This Banded Knob-tailed Gecko hatched off-display on 4 March at Perth Zoo. Found in the Pilbara region of West Australia, this is the fifth Gecko of its kind to hatch at Perth Zoo since 2010. The Gecko weighed 2.18g when it hatched. The youngster’s older siblings can be seen in the zoo’s Nocturnal House.
Photo credits: Perth Zoo(via Could You Be Spending 50 Cents On Car Insurance? - ZooBorns)
Someday we will have baby knobbies! I hyperventilated a little just thinking about it.
i love geckos, especially knobbies, want to keep them one day
my work mates found out just how badly the babytalk comes out when I am faced with a reptile, when a little gecko got caught in a wedding veil and scared my manager.
A leachie and a chondro. This post is the best post.
A gecko will drop it’s tail when it is threatened or grabbed by the tail (never hold a gecko by it’s tail), it does this as a defense mechanism. When it first drops the tail it will wriggle around on the floor, this is hoped to distract the enemy while the gecko makes their escape. This is labeled as autonomy and is used as a defense mechanism by many species of gecko.

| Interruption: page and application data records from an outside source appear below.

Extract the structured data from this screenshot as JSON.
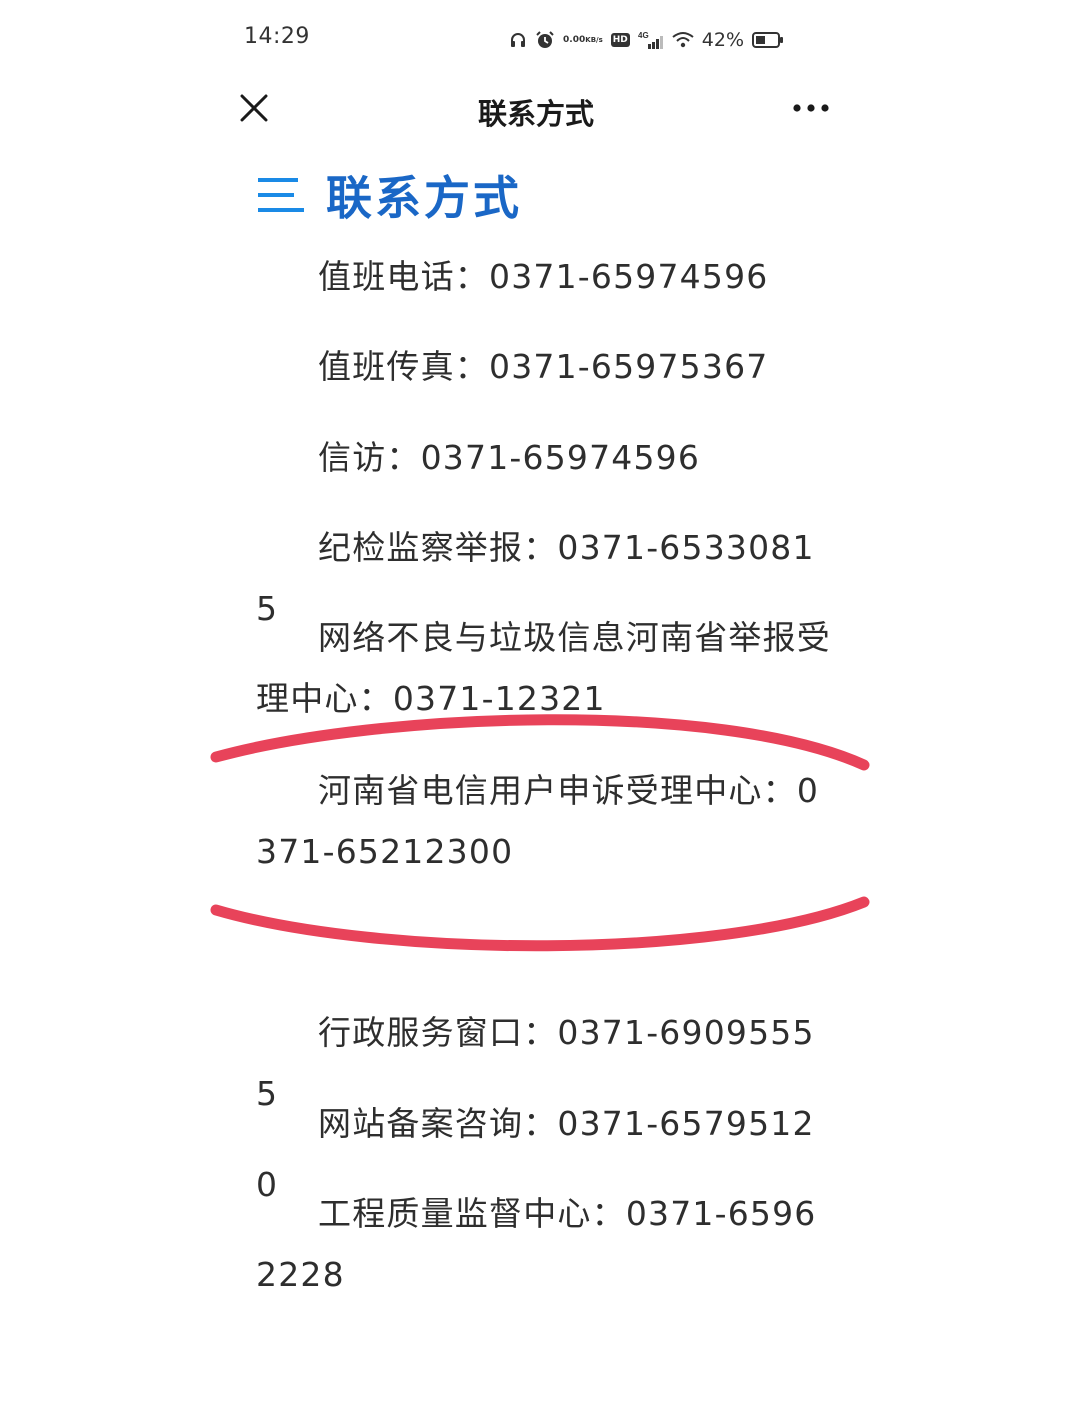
{
  "status_bar": {
    "time": "14:29",
    "net_speed_value": "0.00",
    "net_speed_unit": "KB/s",
    "hd_label": "HD",
    "network": "4G",
    "battery_percent": "42%",
    "icons": [
      "headphones-icon",
      "alarm-icon",
      "hd-icon",
      "signal-icon",
      "wifi-icon",
      "battery-icon"
    ]
  },
  "nav": {
    "title": "联系方式",
    "close_icon": "close-icon",
    "more_icon": "more-icon"
  },
  "section": {
    "icon": "menu-lines-icon",
    "heading": "联系方式",
    "accent_color": "#1a67c6"
  },
  "contacts": [
    {
      "label": "值班电话：",
      "number": "0371-65974596"
    },
    {
      "label": "值班传真：",
      "number": "0371-65975367"
    },
    {
      "label": "信访：",
      "number": "0371-65974596"
    },
    {
      "label": "纪检监察举报：",
      "number": "0371-65330815"
    },
    {
      "label": "网络不良与垃圾信息河南省举报受理中心：",
      "number": "0371-12321"
    },
    {
      "label": "河南省电信用户申诉受理中心：",
      "number": "0371-65212300"
    },
    {
      "label": "行政服务窗口：",
      "number": "0371-69095555"
    },
    {
      "label": "网站备案咨询：",
      "number": "0371-65795120"
    },
    {
      "label": "工程质量监督中心：",
      "number": "0371-65962228"
    }
  ],
  "annotation": {
    "color": "#e8435a"
  }
}
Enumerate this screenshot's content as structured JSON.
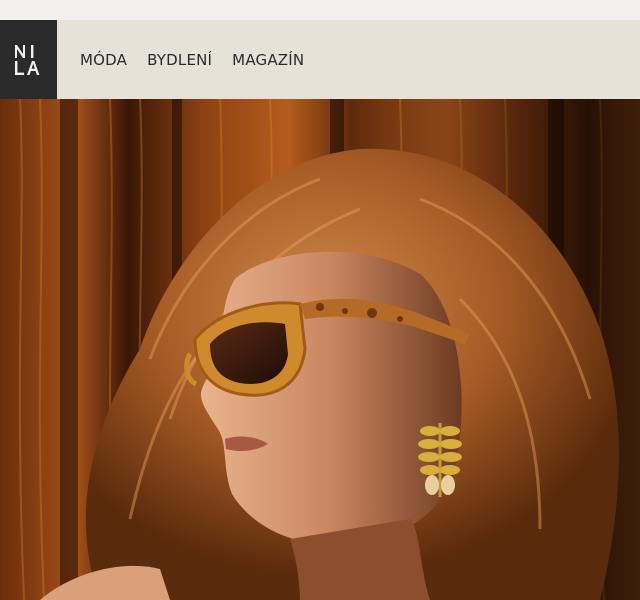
{
  "logo": {
    "text": "NILA"
  },
  "nav": {
    "items": [
      {
        "label": "MÓDA"
      },
      {
        "label": "BYDLENÍ"
      },
      {
        "label": "MAGAZÍN"
      }
    ]
  },
  "colors": {
    "header_bg": "#e6e2d8",
    "logo_bg": "#2a2a2a",
    "page_bg": "#f2f0ec",
    "text": "#2b2b2b"
  }
}
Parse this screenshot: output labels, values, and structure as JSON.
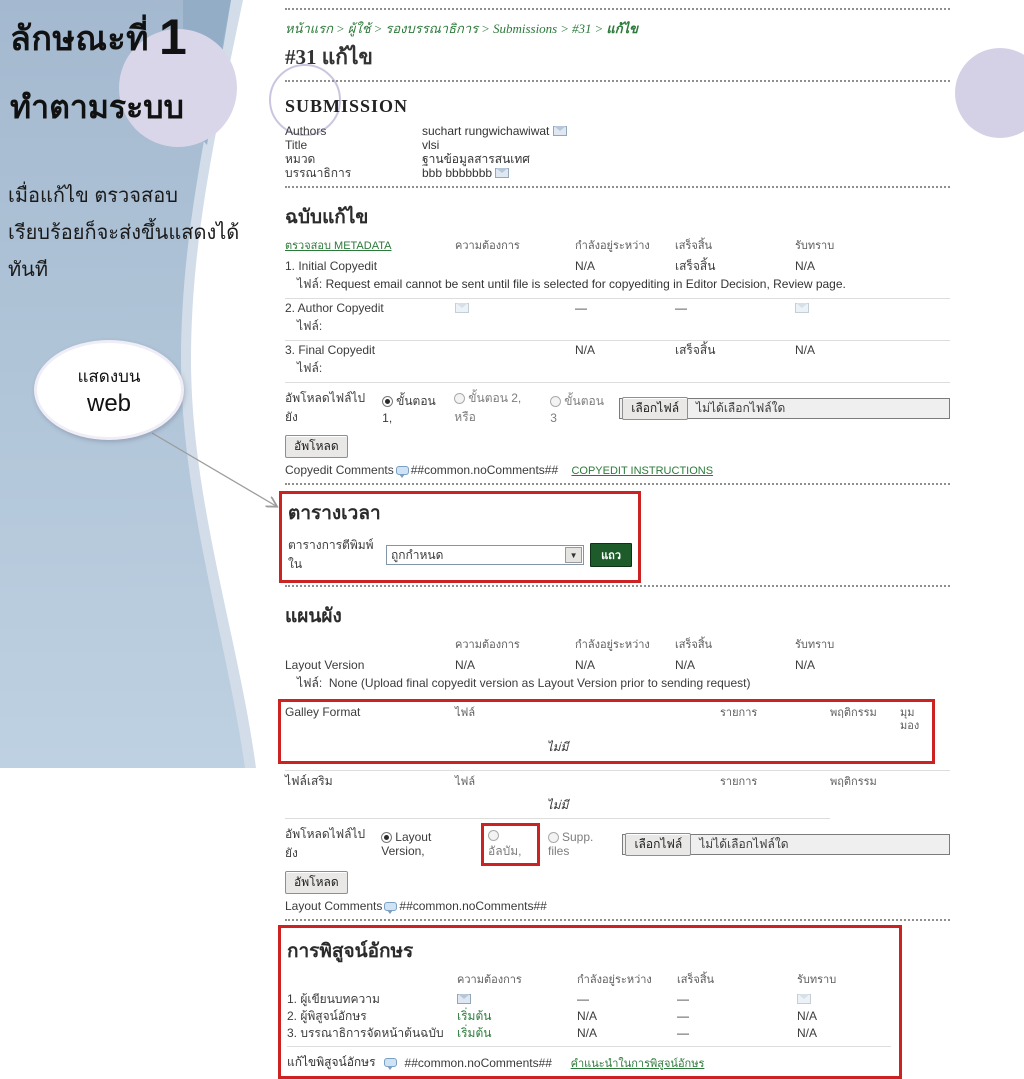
{
  "slide": {
    "title_text": "ลักษณะที่",
    "title_number": "1",
    "subtitle": "ทำตามระบบ",
    "body_lines": [
      "เมื่อแก้ไข ตรวจสอบ",
      "เรียบร้อยก็จะส่งขึ้นแสดงได้",
      "ทันที"
    ],
    "callout": {
      "line1": "แสดงบน",
      "line2": "web"
    },
    "colors": {
      "panel_blue": "#a9bed3",
      "lavender": "#d9d5e9",
      "highlight_red": "#cc2222"
    }
  },
  "breadcrumb": {
    "items": [
      "หน้าแรก",
      "ผู้ใช้",
      "รองบรรณาธิการ",
      "Submissions",
      "#31"
    ],
    "current": "แก้ไข",
    "separator": ">"
  },
  "page_title": "#31 แก้ไข",
  "submission": {
    "heading": "SUBMISSION",
    "authors_label": "Authors",
    "authors_value": "suchart rungwichawiwat",
    "title_label": "Title",
    "title_value": "vlsi",
    "section_label": "หมวด",
    "section_value": "ฐานข้อมูลสารสนเทศ",
    "editor_label": "บรรณาธิการ",
    "editor_value": "bbb bbbbbbb"
  },
  "status_headers": [
    "ความต้องการ",
    "กำลังอยู่ระหว่าง",
    "เสร็จสิ้น",
    "รับทราบ"
  ],
  "copyedit": {
    "heading": "ฉบับแก้ไข",
    "metadata_link": "ตรวจสอบ METADATA",
    "file_label": "ไฟล์:",
    "row1": {
      "label": "1. Initial Copyedit",
      "underway": "N/A",
      "complete": "เสร็จสิ้น",
      "acknowledge": "N/A",
      "file_note": "Request email cannot be sent until file is selected for copyediting in Editor Decision, Review page."
    },
    "row2": {
      "label": "2. Author Copyedit",
      "underway": "—",
      "complete": "—"
    },
    "row3": {
      "label": "3. Final Copyedit",
      "underway": "N/A",
      "complete": "เสร็จสิ้น",
      "acknowledge": "N/A"
    },
    "upload_label": "อัพโหลดไฟล์ไปยัง",
    "step1": "ขั้นตอน 1,",
    "step2": "ขั้นตอน 2, หรือ",
    "step3": "ขั้นตอน 3",
    "choose_file": "เลือกไฟล์",
    "no_file": "ไม่ได้เลือกไฟล์ใด",
    "upload_button": "อัพโหลด",
    "comments_label": "Copyedit Comments",
    "comments_token": "##common.noComments##",
    "instructions_link": "COPYEDIT INSTRUCTIONS"
  },
  "schedule": {
    "heading": "ตารางเวลา",
    "label": "ตารางการตีพิมพ์ใน",
    "select_value": "ถูกกำหนด",
    "record_button": "แถว"
  },
  "layout": {
    "heading": "แผนผัง",
    "version_label": "Layout Version",
    "version_values": [
      "N/A",
      "N/A",
      "N/A",
      "N/A"
    ],
    "file_label": "ไฟล์:",
    "file_note": "None (Upload final copyedit version as Layout Version prior to sending request)",
    "galley_label": "Galley Format",
    "galley_headers": [
      "ไฟล์",
      "รายการ",
      "พฤติกรรม",
      "มุมมอง"
    ],
    "galley_empty": "ไม่มี",
    "supp_label": "ไฟล์เสริม",
    "supp_headers": [
      "ไฟล์",
      "รายการ",
      "พฤติกรรม"
    ],
    "supp_empty": "ไม่มี",
    "upload_label": "อัพโหลดไฟล์ไปยัง",
    "opt1": "Layout Version,",
    "opt2": "อัลบัม,",
    "opt3": "Supp. files",
    "choose_file": "เลือกไฟล์",
    "no_file": "ไม่ได้เลือกไฟล์ใด",
    "upload_button": "อัพโหลด",
    "comments_label": "Layout Comments",
    "comments_token": "##common.noComments##"
  },
  "proofread": {
    "heading": "การพิสูจน์อักษร",
    "row1": {
      "label": "1. ผู้เขียนบทความ",
      "underway": "—",
      "complete": "—"
    },
    "row2": {
      "label": "2. ผู้พิสูจน์อักษร",
      "request": "เริ่มต้น",
      "underway": "N/A",
      "complete": "—",
      "acknowledge": "N/A"
    },
    "row3": {
      "label": "3. บรรณาธิการจัดหน้าต้นฉบับ",
      "request": "เริ่มต้น",
      "underway": "N/A",
      "complete": "—",
      "acknowledge": "N/A"
    },
    "footer_label": "แก้ไขพิสูจน์อักษร",
    "footer_token": "##common.noComments##",
    "footer_link": "คำแนะนำในการพิสูจน์อักษร"
  }
}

The connective tissue around the tail is specially designed to allow the tail to break off easily. Sometimes the tail does not break off fully and either heals or in some cases it heals and a new tail will also start to grow thus leaving the gecko with 2 tails, there are reports of geckos being sighted with 3 tails still attached.